→ ABOUT THIS EXERCISE: Scan the records below for the word "Confirmation". Copy each line where it appears.

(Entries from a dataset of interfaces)

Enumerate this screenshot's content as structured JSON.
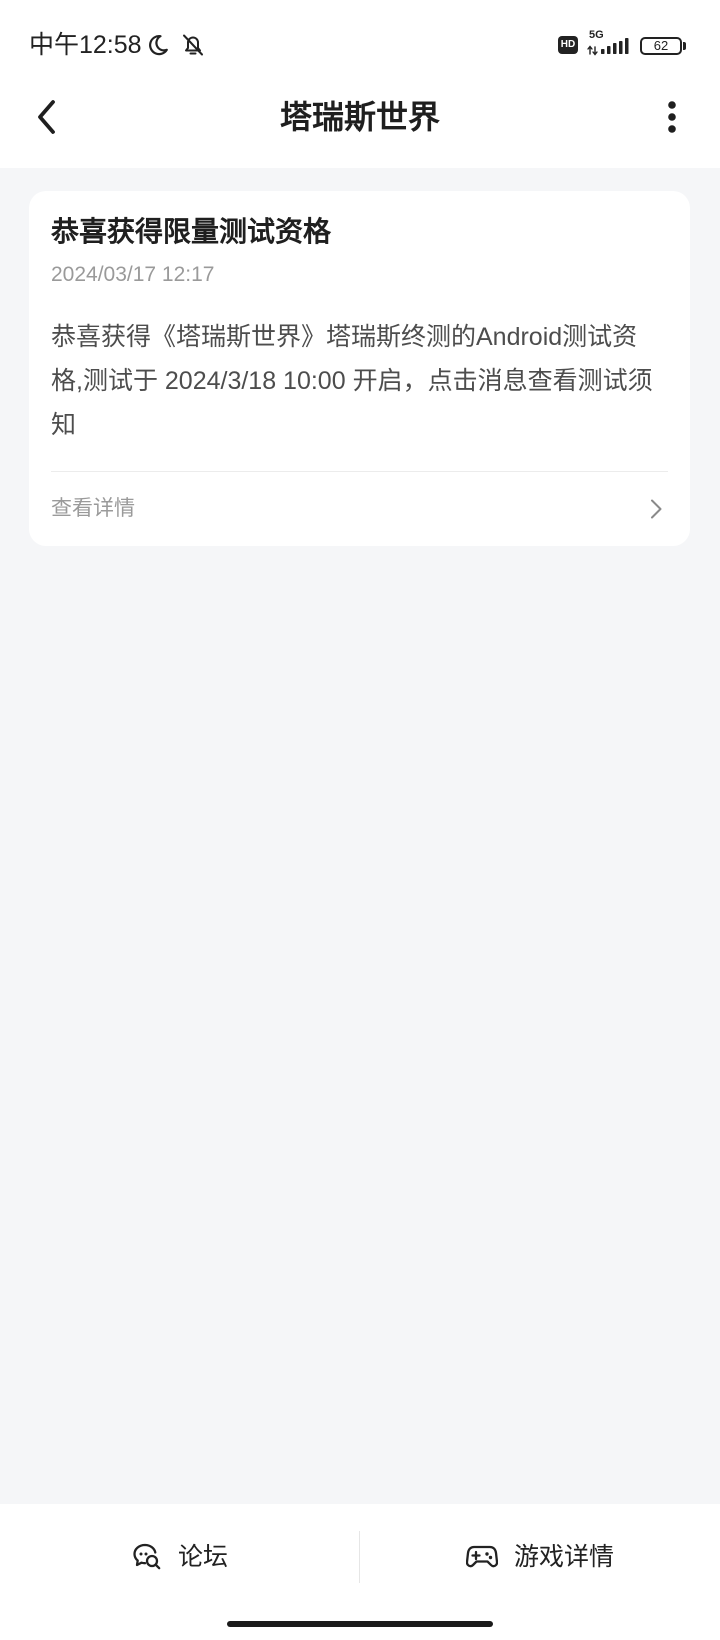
{
  "status_bar": {
    "time": "中午12:58",
    "hd_badge": "HD",
    "network_type": "5G",
    "battery_level": "62",
    "icons": [
      "moon-icon",
      "bell-off-icon",
      "signal-icon",
      "battery-icon"
    ]
  },
  "header": {
    "title": "塔瑞斯世界",
    "icons": {
      "back": "back-arrow-icon",
      "more": "more-vertical-icon"
    }
  },
  "message_card": {
    "title": "恭喜获得限量测试资格",
    "date": "2024/03/17 12:17",
    "body": "恭喜获得《塔瑞斯世界》塔瑞斯终测的Android测试资格,测试于 2024/3/18 10:00 开启，点击消息查看测试须知",
    "details_link": "查看详情",
    "icons": {
      "details": "chevron-right-icon"
    }
  },
  "bottom_bar": {
    "forum_label": "论坛",
    "game_details_label": "游戏详情",
    "icons": {
      "forum": "forum-chat-icon",
      "game_details": "gamepad-icon"
    }
  },
  "colors": {
    "background": "#f5f6f8",
    "card": "#ffffff",
    "text_primary": "#222222",
    "text_secondary": "#9a9a9a",
    "text_body": "#4d4d4d",
    "divider": "#ececec"
  }
}
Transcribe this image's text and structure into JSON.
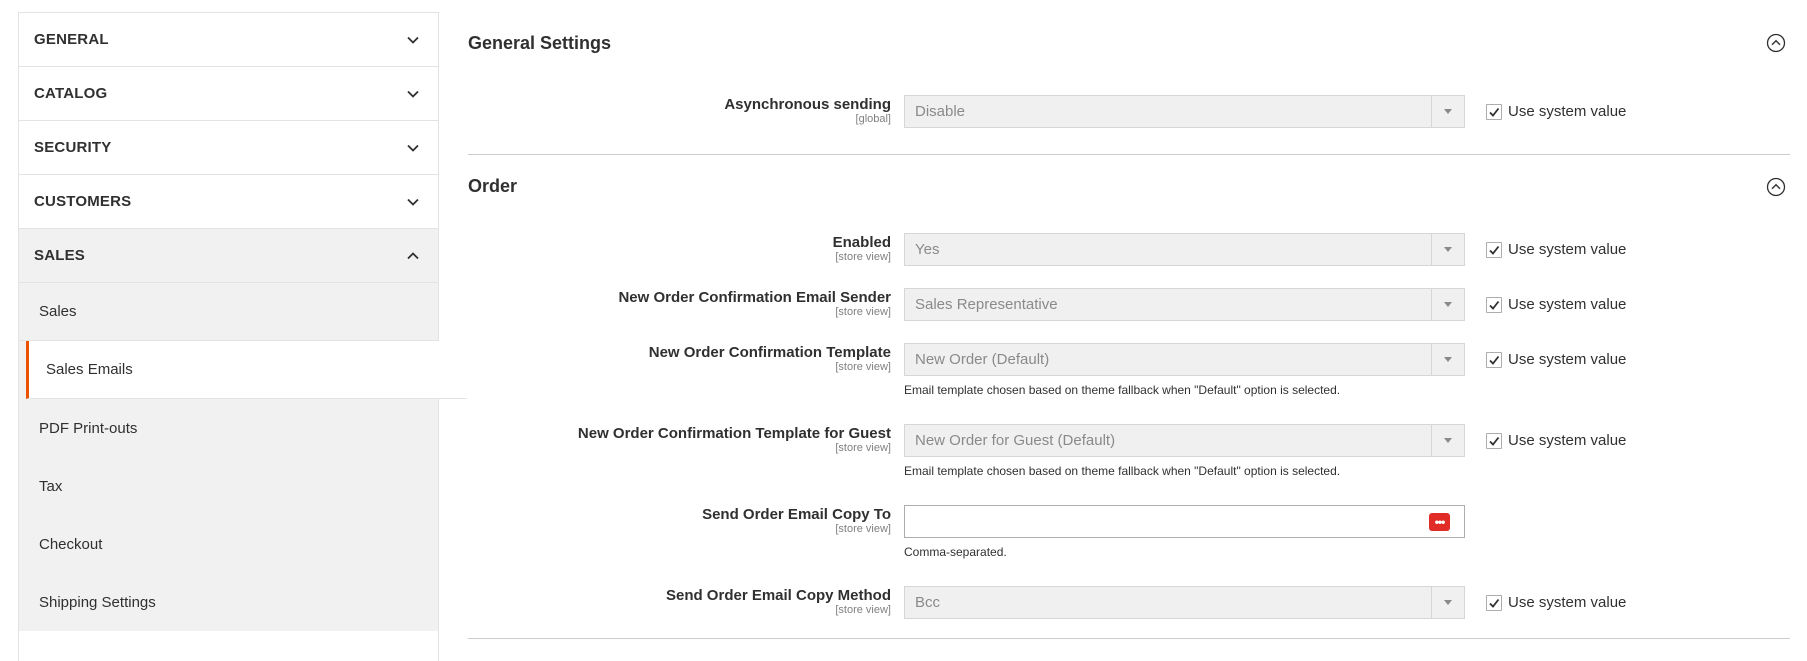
{
  "sidebar": {
    "sections": [
      {
        "label": "GENERAL"
      },
      {
        "label": "CATALOG"
      },
      {
        "label": "SECURITY"
      },
      {
        "label": "CUSTOMERS"
      },
      {
        "label": "SALES"
      }
    ],
    "sales_items": [
      {
        "label": "Sales"
      },
      {
        "label": "Sales Emails"
      },
      {
        "label": "PDF Print-outs"
      },
      {
        "label": "Tax"
      },
      {
        "label": "Checkout"
      },
      {
        "label": "Shipping Settings"
      }
    ],
    "active_item": "Sales Emails"
  },
  "general_settings": {
    "title": "General Settings",
    "async_sending": {
      "label": "Asynchronous sending",
      "scope": "[global]",
      "value": "Disable",
      "use_system": "Use system value"
    }
  },
  "order": {
    "title": "Order",
    "enabled": {
      "label": "Enabled",
      "scope": "[store view]",
      "value": "Yes",
      "use_system": "Use system value"
    },
    "sender": {
      "label": "New Order Confirmation Email Sender",
      "scope": "[store view]",
      "value": "Sales Representative",
      "use_system": "Use system value"
    },
    "template": {
      "label": "New Order Confirmation Template",
      "scope": "[store view]",
      "value": "New Order (Default)",
      "use_system": "Use system value",
      "note": "Email template chosen based on theme fallback when \"Default\" option is selected."
    },
    "guest_template": {
      "label": "New Order Confirmation Template for Guest",
      "scope": "[store view]",
      "value": "New Order for Guest (Default)",
      "use_system": "Use system value",
      "note": "Email template chosen based on theme fallback when \"Default\" option is selected."
    },
    "copy_to": {
      "label": "Send Order Email Copy To",
      "scope": "[store view]",
      "value": "",
      "note": "Comma-separated."
    },
    "copy_method": {
      "label": "Send Order Email Copy Method",
      "scope": "[store view]",
      "value": "Bcc",
      "use_system": "Use system value"
    }
  },
  "colors": {
    "accent": "#eb5202",
    "password_icon": "#e02b27"
  }
}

→ YOUR SOLUTION:
      "label": "New Order Confirmation Email Sender",
      "label": "New Order Confirmation Template",
      "label": "New Order Confirmation Template for Guest",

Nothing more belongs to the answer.